Work request: Across the listing that follows, work out how many lines carry the string "Certidão". Provide that number and nothing else.

Material shown:
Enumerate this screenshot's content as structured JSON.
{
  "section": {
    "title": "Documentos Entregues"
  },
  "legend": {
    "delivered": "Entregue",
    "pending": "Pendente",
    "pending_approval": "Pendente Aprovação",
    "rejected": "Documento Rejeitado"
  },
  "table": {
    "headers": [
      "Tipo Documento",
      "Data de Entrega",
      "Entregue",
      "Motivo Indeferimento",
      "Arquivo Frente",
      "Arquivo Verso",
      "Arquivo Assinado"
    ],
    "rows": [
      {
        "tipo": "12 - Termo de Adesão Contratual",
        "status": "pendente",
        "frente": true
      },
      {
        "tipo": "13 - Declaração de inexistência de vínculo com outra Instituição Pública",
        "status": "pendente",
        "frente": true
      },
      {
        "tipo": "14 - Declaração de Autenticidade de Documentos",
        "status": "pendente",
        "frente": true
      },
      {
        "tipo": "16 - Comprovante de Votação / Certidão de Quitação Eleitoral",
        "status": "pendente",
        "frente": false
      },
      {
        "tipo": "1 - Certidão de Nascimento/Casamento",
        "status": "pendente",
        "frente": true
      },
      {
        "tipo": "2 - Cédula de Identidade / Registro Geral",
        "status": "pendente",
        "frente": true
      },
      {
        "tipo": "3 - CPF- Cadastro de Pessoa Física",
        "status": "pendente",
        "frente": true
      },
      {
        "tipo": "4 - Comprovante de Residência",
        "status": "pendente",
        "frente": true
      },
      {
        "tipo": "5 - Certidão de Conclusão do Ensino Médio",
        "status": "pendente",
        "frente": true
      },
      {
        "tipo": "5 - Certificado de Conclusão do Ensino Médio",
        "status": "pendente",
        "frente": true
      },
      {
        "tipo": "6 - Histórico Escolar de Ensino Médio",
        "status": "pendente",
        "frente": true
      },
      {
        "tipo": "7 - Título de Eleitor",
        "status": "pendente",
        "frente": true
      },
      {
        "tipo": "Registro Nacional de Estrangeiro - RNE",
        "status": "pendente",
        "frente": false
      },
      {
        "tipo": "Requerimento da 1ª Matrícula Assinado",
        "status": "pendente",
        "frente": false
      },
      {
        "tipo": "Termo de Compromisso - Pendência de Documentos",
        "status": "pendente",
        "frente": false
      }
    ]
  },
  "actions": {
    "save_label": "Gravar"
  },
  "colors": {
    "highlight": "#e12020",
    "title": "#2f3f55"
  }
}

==

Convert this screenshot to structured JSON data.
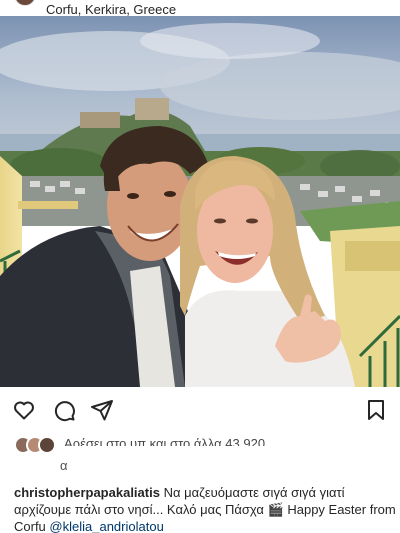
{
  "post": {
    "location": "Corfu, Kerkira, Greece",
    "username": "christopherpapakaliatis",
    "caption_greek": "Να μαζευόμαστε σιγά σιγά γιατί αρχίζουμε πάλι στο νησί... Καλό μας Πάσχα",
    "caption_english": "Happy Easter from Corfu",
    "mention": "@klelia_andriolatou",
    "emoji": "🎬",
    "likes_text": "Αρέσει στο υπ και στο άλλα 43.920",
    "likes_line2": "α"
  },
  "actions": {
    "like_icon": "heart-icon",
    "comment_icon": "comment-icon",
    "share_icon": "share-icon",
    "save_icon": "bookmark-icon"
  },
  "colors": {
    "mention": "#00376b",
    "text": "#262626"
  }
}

Answer space: 3